- 16 Jul 2013 9:00 AM
As the Minister pointed out, it was in 2002 that Hungary was capable of meeting one criterion for the last time, as general government debt at that time did not exceed 60 percent of GDP. “The road to introducing the Euro will be long, but we are moving in the right direction,” he said.
The Minister said that it cannot be ruled out that the inflation forecast may be further revised downward. As he said, last year the Government calculated with an annual forint depreciation rate of 5.2 percent and that figure was cut to 3.1 percent in April. However, “this year, inflation may hardly reach 2 percent, let alone 3 percent,” he added. Mihály Varga also said that Hungary “cannot and should not” pursue an economic policy that disregards foreign investors and foreign-owned enterprises.
In his opinion, it would be a mistake for the Government to seek economic isolation and formulate objectives that might restrict the flow of foreign capital. In his presentation, he also introduced two alternative economic policy scenarios. One of them is based on the concept of stimulating growth via Government-controlled fiscal instruments. This, however, would not be a wise choice, he warned, as the country’s recently achieved economic balance would thus be offset. “In 2002-2006, the furnace was being stoked with money, but the locomotive would still not perform better.”
He said that another potential alternative was for the Government to further steady the economic balance via some major adjustments. As he said, this scenario might cause an imbalance between fiscal measures and social consensus. In his welcome speech, President of the Hungarian Association of International Enterprises János Rudnay called attention to the fact that all 50 members of the Association agreed that under current conditions growth must be top priority.
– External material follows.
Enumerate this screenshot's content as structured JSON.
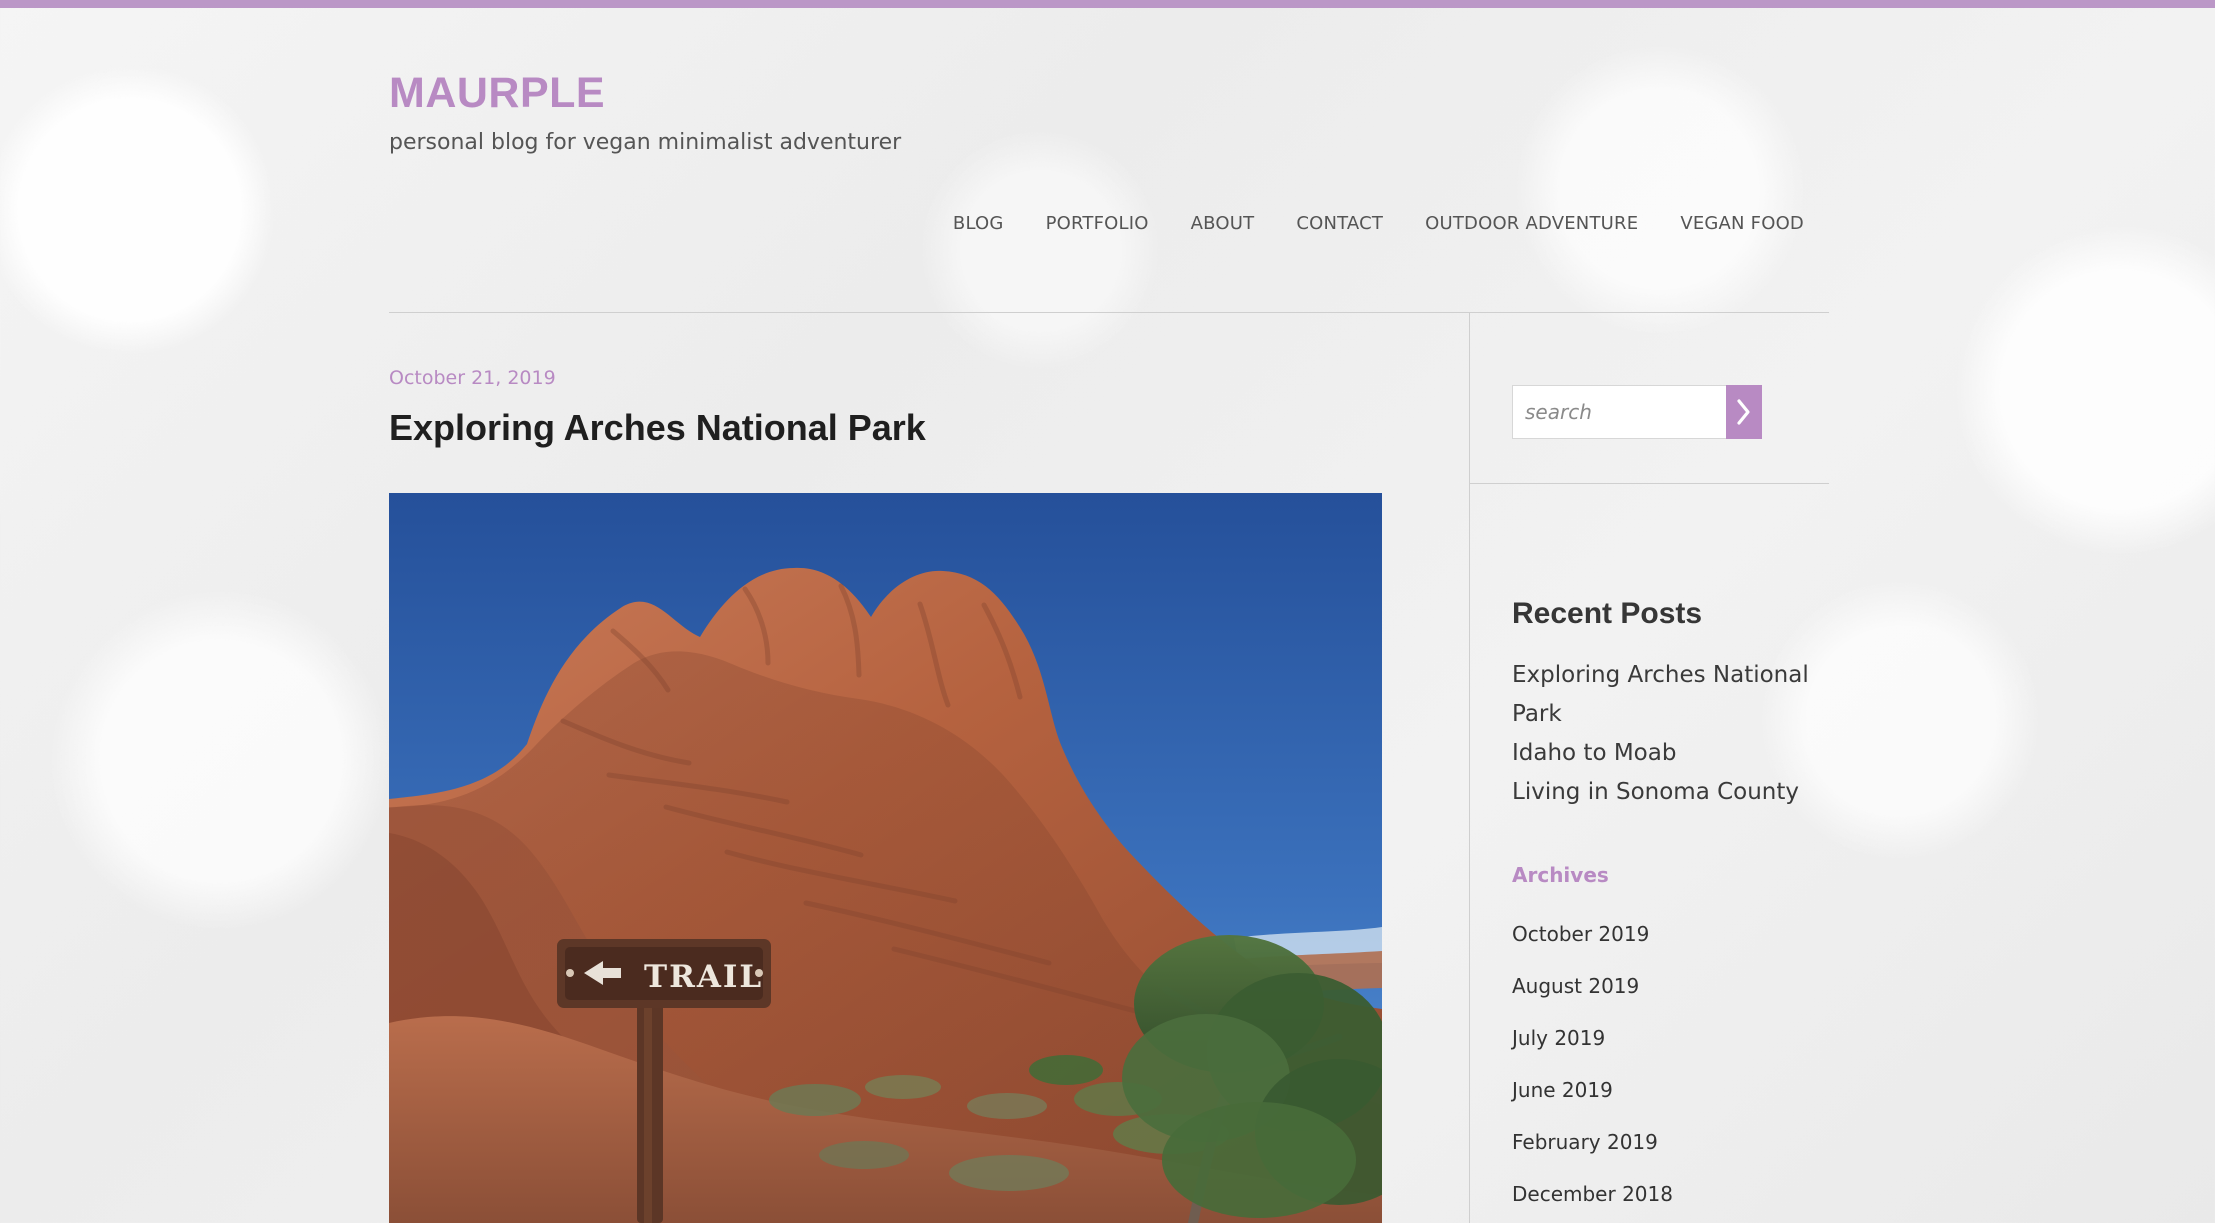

He said that enterprises are keen to participate in such efforts and are asking for the help of the Government to improve the investment climate, coordination and dialogue, and demand “predictability instead of activism”. From this aspect, “generalisations and communication that is hostile to multinational companies” are counterproductive, he added.
Source: Ministry for National Economy